What is white tongue? Or Pale Tongue
Look in the mirror, open your mouth and stick out your tongue. What do you see? If you’re healthy and your tongue is healthy, it should be pink. Sometimes, when there’s a problem in your body or with your health, your tongue changes color. White tongue or pale tongue is a symptom where your tongue grows a thick white coating on part or all of its top. You might also experience bad breath, a hairy tongue and irritation. White tongue can look unattractive but it’s usually harmless and temporary.
White tongue or pale tongue can build up over time or it might show up suddenly if you irritate your tongue or get an infection. You can get white tongue from many different causes but it usually goes away in a few weeks.
You can also use an anti-fungal mouthwash. But if your white tongue lasts longer than a few weeks — or if you have pain or problems eating and talking — you should see your provider for diagnosis and treatment.
Pale Tongue Causes
In some cases, a pale tongue might be white or appear to have a white coating on it. When the tongue is white, it is usually because the mouth is dry and the papillae may become enlarged and can trap bacteria and other debris on it. Dry mouth can occasionally cause the tongue to be white.
When a person has dry mouth, the saliva glands don’t make enough saliva to properly moisturize the mouth. Without enough saliva, it’s difficult to rinse away excess bacteria, food bits and other debris.
A change in tongue color isn’t the only symptom of dry mouth. Other signs include a sore throat, thickened saliva and bad breath. The first step to treating dry mouth is figuring out what’s causing it, which is why it’s important to see a doctor or dentist if you suspect that dry mouth is what’s causing your problems.
While oral thrush, or a yeast infection, won’t exactly change the color of the tongue, it can cause white patches to develop on its surface, making the tongue look pale or light in color. Oral thrush is usually easy for a dentist or doctor to diagnose, by examining the patches on the tongue and taking a sample of them.
Treatment is usually with a prescription pill or mouth rinse. If you see white patches on your tongue, it’s a good idea to see your doctor or dentist for a diagnosis and the appropriate treatment.
Poor Oral Hygiene
A white tongue can also develop when a person doesn’t practice the best oral hygiene habits. If a person doesn’t brush twice a day, bacteria buildup can discolor the surface of the tongue.
Remember that your dentist is there to help you achieve the healthiest mouth possible. They can give you pointers on the best way to brush and floss and offer guidance about when to brush your teeth.
Vitamin B12 Deficiency
The Merck Manual has a list of reasons explaining why the tongue might change color. It notes two causes of a pale tongue color, both of which are types of anemia, a condition that occurs when your body doesn’t make enough red blood cells.
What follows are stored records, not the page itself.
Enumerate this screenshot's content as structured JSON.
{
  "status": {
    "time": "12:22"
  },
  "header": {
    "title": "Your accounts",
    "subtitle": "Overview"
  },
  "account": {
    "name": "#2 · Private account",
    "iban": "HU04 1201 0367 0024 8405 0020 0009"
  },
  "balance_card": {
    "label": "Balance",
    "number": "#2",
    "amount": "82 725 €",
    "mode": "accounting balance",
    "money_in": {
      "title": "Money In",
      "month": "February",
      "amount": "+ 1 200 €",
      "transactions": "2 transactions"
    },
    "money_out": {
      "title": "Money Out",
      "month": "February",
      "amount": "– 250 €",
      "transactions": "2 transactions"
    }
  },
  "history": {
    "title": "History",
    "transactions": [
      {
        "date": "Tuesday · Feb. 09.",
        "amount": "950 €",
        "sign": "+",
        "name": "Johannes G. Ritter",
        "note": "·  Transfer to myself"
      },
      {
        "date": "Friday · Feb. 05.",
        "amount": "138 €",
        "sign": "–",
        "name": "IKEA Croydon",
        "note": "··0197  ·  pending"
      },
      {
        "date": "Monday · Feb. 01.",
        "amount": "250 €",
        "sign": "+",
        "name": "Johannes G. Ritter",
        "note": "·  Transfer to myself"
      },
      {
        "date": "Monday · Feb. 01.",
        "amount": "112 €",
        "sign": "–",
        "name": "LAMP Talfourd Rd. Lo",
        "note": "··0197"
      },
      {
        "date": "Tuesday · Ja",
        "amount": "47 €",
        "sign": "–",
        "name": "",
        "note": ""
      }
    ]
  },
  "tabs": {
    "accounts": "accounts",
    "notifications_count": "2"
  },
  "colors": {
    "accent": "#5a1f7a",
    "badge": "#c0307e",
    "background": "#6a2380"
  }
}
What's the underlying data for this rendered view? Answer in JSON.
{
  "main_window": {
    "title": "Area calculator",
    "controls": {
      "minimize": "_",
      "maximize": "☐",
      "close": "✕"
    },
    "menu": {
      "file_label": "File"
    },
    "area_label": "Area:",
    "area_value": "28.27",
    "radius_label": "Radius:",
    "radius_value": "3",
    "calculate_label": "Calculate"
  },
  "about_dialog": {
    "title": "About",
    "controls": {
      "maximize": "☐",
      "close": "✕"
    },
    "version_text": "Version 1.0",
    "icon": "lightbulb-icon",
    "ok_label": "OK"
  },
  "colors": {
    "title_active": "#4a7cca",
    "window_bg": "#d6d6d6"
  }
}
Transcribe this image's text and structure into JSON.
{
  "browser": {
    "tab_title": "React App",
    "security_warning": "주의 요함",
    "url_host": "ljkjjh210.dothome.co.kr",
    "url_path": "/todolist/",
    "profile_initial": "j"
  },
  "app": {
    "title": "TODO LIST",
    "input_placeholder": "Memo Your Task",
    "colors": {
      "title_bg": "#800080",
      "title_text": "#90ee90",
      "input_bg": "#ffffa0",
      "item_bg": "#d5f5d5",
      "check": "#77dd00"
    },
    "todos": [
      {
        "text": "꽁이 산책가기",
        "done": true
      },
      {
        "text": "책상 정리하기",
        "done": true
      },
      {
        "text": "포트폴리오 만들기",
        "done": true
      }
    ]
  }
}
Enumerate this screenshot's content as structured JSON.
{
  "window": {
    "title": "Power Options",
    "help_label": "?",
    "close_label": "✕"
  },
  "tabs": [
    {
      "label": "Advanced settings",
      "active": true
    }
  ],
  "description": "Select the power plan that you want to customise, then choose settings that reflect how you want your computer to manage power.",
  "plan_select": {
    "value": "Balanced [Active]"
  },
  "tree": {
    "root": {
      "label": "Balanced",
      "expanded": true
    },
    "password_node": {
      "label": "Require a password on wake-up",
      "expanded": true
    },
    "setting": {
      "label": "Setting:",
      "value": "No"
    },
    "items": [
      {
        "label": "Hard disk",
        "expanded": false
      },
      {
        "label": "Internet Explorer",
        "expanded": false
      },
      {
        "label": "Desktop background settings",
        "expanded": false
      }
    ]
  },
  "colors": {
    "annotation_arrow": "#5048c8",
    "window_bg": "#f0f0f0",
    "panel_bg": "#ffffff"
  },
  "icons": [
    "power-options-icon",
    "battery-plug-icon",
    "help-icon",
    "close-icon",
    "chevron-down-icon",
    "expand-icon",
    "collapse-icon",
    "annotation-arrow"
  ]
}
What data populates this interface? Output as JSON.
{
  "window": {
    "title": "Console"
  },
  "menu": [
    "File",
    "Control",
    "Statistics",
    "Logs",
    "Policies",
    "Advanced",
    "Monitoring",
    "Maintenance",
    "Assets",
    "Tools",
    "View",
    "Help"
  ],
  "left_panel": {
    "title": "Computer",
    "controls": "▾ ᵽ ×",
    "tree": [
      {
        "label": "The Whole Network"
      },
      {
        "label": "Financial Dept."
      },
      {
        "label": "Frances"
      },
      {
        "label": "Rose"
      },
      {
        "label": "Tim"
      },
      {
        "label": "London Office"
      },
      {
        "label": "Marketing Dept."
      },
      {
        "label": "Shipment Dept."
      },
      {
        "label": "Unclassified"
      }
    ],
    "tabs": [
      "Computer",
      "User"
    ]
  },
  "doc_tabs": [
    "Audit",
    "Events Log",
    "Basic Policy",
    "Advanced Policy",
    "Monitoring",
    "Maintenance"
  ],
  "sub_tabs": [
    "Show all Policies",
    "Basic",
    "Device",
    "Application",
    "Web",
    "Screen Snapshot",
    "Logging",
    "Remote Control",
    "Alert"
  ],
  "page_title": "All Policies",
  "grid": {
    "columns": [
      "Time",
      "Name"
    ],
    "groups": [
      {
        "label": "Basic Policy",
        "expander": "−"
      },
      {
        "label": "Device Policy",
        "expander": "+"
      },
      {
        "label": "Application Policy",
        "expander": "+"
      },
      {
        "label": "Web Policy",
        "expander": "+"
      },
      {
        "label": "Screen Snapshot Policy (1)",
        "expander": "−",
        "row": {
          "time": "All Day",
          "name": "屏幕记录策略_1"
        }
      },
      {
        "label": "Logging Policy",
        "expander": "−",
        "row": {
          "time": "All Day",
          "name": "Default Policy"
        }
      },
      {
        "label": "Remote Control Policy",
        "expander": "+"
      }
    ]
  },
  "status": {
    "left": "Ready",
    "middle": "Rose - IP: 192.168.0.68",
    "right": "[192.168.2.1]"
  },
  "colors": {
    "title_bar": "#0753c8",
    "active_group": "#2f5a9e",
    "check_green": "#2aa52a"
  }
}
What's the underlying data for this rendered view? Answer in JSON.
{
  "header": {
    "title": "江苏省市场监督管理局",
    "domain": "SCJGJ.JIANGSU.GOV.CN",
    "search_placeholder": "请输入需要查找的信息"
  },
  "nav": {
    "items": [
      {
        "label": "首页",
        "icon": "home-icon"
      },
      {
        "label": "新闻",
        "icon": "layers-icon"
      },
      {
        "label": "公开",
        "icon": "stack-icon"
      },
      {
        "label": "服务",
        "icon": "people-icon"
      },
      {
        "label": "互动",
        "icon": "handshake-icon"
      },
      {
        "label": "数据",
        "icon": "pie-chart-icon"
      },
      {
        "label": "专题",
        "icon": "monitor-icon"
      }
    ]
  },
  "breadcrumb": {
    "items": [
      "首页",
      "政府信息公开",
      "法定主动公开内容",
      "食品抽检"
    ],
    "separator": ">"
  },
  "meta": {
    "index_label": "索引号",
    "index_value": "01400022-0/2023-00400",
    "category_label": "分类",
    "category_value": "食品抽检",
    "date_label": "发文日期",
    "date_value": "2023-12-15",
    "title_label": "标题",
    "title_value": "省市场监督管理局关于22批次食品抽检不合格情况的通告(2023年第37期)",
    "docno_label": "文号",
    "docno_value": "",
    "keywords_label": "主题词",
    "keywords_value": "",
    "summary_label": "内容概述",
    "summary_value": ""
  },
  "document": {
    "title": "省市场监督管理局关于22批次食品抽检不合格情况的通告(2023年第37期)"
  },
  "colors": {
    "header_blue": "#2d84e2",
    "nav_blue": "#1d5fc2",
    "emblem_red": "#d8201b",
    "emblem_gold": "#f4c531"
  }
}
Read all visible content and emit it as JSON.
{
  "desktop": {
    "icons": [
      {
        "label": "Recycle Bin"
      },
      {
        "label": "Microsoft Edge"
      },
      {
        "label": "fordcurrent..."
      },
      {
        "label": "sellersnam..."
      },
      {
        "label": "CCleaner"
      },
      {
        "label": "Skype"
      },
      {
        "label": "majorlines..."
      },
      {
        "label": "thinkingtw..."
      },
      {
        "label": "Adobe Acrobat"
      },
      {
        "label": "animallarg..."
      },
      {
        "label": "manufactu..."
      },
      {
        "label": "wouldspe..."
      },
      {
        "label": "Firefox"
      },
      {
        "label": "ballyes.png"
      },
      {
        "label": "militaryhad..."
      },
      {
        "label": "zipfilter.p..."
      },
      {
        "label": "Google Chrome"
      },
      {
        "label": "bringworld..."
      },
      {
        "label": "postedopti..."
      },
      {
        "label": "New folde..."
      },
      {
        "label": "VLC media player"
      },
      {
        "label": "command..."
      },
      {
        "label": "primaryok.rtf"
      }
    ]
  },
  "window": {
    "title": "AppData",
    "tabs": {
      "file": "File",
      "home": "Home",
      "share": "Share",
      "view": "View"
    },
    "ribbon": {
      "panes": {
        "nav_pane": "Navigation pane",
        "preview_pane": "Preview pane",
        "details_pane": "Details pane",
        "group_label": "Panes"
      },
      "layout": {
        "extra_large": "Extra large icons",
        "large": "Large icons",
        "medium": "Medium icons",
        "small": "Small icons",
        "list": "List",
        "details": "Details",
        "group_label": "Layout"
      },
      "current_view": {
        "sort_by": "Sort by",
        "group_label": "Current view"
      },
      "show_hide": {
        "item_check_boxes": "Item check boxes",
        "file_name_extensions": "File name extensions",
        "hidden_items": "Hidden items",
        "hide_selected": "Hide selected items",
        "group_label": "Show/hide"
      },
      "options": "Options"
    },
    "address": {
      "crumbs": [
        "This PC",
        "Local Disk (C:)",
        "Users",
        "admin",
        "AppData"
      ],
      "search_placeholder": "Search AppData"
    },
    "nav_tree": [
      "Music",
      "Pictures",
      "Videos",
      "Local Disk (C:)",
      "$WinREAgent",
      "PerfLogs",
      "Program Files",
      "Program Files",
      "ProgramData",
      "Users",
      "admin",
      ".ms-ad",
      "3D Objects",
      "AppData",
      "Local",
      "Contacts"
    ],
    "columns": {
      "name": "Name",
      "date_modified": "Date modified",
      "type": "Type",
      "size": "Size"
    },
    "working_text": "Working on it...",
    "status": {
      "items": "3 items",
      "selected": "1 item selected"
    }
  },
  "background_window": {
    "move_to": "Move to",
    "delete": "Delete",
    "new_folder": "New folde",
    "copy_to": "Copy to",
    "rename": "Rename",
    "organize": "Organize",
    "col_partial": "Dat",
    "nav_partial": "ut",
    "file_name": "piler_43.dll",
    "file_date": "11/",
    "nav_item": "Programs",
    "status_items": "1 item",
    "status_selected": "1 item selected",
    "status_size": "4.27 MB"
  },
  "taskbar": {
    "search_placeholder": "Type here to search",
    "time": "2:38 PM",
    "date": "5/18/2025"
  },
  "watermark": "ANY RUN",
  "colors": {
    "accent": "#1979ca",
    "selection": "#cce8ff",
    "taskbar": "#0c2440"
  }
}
Pernicious anemia is caused by low levels of vitamin B12, or when the intestines are unable to absorb the vitamin from food. In some cases, the anemia is due to an autoimmune disorder, which causes the immune system to go after the cells that produce the protein that helps the body absorb B12.
A pale tongue color is just one symptom of a B12 deficiency. Other signs include feeling very tired, having difficulty concentrating and feeling weak. If you think you have a B12 deficiency, it’s important to see a doctor for diagnosis and treatment.
Having a white tongue can also be caused by a number of different conditions:
Leukoplakia is a common condition caused by an overgrowth of cells in the lining of your mouth. These cells combine with the protein keratin (found in your hair) to form a white raised patch on your tongue. In many cases, you can get this condition by irritating your mouth and tongue when you drink alcohol or smoke tobacco. Sometimes there’s no obvious cause. Leukoplakia usually isn’t serious but sometimes it can turn cancerous (mouth cancer) years or even decades after it first shows up.
Geographic tongue happens while the skin on your tongue is regrowing. Parts of the upper layer of skin on your tongue shed too quickly, leaving tender red areas that often get infected. Meanwhile, other parts of your tongue stay in place too long and turn a white color. You can’t pass geographic tongue on to anyone else.
Oral thrush is an infection in your mouth caused by the Candida yeast (fungus). Although Candida is normally found inside your mouth, it becomes a problem when it grows too much.
Syphilis is a bacterial infection and a sexually transmitted infection (STI). It’s a serious condition with many symptoms including white tongue.
* This article is intended to promote understanding of and knowledge about general oral health topics. It is not intended to be a substitute for professional advice, diagnosis or treatment. Always seek the advice of your dentist or other qualified healthcare provider with any questions you may have regarding a medical condition or treatment.